The Truth About Groundhog Day's Inner Circle

We all know how it goes, especially if you're a resident of the United States or Canada. With roots in Christian, ancient Celtic, and even possibly ancient Roman traditions, the first Groundhog Day was celebrated at Gobbler's Knob in Punxsutawney, Pennsylvania, according to History. Since then, a groundhog's reaction to its own shadow is used every February 2 as a barometer for how much longer winter might last. If the animal sees its shadow and dives for cover, then we're in for colder weather. Anything else from the animal means that spring might come faster than expected. 

But who are the men that administer the ceremony and wear the similar outfits as those who began it all back in 1887? No, this is not some shadowy cabal of groundhog breeders. Instead, this tuxedo-wearing, top-hatted group who perform this annual rite of seasonal observance are called the Punxsutawney Groundhog Club, or the Inner Circle of Groundhog Day, according to Smithsonian Magazine. This civic society has remained intact since it all began in the late 19th century, and they even claim the same groundhog known as Punxsutawney Phil has participated in the ceremony ever since it started.
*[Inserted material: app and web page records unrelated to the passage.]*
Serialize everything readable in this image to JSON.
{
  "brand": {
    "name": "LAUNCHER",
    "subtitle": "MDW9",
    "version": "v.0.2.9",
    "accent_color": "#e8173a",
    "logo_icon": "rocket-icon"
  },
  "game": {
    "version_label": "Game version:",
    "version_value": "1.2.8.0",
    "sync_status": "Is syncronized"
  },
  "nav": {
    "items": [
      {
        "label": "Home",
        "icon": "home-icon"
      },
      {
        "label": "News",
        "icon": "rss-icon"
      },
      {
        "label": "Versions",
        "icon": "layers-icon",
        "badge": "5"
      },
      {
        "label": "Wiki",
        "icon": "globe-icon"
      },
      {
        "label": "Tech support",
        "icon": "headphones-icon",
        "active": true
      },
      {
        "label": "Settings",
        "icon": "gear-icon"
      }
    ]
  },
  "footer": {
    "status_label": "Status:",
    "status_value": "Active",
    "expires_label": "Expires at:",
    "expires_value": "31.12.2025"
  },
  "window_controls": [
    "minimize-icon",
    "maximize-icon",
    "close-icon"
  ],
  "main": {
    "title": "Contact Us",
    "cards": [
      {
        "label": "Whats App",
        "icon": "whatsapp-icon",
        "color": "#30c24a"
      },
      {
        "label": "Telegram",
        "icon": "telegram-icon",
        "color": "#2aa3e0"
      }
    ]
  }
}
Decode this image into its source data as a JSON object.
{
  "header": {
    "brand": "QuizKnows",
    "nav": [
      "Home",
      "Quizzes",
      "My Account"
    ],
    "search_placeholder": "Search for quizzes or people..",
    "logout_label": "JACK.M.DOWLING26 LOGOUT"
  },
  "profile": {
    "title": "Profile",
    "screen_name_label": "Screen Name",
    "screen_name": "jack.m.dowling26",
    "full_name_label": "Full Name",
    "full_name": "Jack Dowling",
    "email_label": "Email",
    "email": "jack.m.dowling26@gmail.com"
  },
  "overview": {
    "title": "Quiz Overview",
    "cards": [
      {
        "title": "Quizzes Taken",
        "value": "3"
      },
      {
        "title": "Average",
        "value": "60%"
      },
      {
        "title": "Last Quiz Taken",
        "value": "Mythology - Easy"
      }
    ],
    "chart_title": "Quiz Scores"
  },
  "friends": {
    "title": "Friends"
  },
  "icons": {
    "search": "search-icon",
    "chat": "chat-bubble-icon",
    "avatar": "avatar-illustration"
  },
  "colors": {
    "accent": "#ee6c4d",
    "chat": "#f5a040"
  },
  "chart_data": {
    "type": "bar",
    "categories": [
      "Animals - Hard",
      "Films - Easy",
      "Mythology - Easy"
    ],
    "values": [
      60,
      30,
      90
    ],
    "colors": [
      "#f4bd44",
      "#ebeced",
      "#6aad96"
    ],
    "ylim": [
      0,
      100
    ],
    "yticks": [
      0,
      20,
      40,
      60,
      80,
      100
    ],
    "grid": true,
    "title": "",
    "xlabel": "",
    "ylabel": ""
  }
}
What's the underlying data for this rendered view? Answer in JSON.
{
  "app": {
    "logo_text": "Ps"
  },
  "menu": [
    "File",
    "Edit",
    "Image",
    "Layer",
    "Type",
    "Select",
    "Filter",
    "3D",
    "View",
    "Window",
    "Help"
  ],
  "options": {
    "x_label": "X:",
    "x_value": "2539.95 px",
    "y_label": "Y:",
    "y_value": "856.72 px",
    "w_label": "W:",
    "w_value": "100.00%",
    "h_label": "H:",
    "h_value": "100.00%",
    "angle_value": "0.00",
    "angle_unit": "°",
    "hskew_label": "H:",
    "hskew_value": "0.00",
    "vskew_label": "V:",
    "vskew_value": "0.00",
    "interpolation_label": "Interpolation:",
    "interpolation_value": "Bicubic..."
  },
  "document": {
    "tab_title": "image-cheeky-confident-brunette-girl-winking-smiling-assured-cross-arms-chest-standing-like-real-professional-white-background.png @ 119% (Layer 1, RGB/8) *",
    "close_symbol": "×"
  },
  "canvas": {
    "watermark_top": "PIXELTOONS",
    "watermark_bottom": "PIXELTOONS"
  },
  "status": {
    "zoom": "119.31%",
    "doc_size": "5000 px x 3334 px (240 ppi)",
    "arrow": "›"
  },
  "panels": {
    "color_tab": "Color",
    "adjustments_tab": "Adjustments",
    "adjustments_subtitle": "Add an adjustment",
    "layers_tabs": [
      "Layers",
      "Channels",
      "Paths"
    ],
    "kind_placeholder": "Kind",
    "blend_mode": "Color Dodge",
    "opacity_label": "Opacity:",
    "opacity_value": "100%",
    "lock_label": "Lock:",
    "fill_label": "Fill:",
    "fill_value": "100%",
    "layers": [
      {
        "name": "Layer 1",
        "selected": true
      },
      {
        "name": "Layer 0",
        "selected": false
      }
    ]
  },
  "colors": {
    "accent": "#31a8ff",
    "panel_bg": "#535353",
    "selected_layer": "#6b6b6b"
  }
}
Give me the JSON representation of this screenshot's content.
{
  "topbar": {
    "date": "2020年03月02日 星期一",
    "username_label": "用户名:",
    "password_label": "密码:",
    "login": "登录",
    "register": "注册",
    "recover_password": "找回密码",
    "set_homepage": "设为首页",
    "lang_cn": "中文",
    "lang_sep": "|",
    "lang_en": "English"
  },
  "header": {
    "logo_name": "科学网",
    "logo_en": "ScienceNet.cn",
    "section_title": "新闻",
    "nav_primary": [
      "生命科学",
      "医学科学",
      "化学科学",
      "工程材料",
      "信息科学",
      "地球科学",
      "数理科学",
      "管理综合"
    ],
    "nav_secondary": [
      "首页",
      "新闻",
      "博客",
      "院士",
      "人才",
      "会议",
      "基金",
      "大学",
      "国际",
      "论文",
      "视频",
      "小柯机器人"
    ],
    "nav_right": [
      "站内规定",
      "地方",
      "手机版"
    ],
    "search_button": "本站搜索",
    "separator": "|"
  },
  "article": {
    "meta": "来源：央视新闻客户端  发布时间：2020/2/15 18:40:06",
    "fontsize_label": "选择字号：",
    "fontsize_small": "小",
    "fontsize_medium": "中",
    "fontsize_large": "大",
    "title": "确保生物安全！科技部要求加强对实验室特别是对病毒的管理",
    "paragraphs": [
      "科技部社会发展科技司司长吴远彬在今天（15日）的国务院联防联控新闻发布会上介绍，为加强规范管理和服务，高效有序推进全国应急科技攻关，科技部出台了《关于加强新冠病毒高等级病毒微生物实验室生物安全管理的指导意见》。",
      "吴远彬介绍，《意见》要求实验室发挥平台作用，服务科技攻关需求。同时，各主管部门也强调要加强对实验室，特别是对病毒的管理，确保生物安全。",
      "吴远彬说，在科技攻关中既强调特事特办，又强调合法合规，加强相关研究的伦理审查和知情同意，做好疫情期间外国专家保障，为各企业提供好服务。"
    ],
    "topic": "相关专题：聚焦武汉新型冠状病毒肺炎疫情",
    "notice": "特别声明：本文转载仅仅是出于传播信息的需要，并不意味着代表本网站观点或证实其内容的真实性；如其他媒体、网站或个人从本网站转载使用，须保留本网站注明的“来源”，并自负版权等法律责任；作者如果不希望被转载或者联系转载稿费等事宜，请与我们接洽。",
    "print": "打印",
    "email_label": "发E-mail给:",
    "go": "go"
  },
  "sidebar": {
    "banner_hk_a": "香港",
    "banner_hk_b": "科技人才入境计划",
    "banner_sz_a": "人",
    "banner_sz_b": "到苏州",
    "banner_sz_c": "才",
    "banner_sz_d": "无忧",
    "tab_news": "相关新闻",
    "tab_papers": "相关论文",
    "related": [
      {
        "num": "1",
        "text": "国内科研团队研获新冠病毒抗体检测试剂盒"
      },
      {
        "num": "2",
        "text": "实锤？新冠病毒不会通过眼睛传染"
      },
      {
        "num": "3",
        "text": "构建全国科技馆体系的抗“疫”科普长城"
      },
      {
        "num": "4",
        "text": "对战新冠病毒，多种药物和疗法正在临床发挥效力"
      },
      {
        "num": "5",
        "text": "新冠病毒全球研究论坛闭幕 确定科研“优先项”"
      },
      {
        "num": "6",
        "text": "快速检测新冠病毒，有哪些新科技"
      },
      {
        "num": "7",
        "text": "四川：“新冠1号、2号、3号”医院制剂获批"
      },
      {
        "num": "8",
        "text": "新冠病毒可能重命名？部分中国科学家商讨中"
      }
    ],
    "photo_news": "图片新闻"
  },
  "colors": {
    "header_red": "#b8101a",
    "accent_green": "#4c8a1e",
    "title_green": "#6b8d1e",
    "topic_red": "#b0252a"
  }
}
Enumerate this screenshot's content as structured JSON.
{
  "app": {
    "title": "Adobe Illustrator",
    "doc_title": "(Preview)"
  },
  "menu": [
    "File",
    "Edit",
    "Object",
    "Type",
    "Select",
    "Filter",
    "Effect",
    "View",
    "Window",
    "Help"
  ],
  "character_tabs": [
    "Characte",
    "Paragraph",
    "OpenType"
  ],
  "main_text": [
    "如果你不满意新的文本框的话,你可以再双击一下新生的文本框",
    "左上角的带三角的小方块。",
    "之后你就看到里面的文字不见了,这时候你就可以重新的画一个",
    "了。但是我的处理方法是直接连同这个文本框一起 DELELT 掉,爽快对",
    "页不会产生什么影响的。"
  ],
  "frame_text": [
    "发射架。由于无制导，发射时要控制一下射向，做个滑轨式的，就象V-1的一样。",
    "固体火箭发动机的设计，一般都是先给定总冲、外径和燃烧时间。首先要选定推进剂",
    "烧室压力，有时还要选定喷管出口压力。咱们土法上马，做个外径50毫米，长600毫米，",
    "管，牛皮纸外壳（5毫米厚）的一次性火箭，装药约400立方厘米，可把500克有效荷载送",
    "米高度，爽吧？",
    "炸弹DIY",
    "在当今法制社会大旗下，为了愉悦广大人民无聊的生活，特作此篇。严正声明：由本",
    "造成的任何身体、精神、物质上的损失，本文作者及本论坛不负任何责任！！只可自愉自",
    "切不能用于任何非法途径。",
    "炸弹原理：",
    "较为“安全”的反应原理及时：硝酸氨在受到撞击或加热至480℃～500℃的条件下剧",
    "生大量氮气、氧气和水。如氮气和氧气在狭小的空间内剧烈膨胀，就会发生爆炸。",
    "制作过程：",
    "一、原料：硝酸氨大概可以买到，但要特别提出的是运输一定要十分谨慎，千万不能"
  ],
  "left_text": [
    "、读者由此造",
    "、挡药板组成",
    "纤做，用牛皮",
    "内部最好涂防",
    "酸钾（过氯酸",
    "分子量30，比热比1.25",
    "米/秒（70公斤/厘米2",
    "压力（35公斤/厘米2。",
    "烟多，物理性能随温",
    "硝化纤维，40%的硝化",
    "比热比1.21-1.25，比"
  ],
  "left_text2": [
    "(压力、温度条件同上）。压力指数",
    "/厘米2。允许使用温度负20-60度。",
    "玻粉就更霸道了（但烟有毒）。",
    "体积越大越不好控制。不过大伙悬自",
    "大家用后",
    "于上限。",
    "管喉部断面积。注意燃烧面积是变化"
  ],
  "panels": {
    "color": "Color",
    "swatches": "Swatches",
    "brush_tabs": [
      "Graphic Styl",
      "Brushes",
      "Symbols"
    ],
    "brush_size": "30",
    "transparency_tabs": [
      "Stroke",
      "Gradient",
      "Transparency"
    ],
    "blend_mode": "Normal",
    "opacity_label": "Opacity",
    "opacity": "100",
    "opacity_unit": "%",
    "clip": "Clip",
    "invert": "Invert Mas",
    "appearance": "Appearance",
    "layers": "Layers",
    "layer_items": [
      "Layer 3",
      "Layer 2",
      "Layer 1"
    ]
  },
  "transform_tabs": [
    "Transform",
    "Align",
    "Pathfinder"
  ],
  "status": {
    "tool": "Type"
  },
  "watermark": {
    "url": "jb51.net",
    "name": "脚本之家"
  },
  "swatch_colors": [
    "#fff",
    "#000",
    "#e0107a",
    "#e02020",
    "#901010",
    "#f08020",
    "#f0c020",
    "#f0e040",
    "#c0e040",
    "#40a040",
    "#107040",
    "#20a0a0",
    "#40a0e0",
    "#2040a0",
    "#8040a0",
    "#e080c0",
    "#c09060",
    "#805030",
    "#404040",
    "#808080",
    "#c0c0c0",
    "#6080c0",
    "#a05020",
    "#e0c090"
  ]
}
The Inner Circle is made up of volunteers

Of course, it isn't the same groundhog that gives us its prediction for how quickly seasons might change from winter to spring, nor has the Punxsutawney Groundhog Club, or the Inner Circle of Groundhog Day, stayed the same since 1887. The Groundhog Club is made up of 15 residents of Punxsutawney, who adopt Masonic-like pseudonyms and pledge to keep the Groundhog Day tradition alive in the area, as Smithsonian Magazine reports.

Otherwise, these top-hatted men, with names like "Big Chill," "Rainman," and most menacingly, "Iceman," are teachers, dentists, and chiropractors, performing the same ritual their forebears performed many decades earlier, according to the official Punxsutawney Phil Groundhog Club. Despite their protestations, it's generally believed they have their forecast settled in advance, no matter what Phil's reaction happens to be. Despite the German legend from which Groundhog Day is partially inspired, the handlers do not necessarily wait around for Phil to see his shadow, but determine the forecast beforehand, and then they simply announce it on Gobbler's Knob, as the Pittsburgh Evening Sun reports.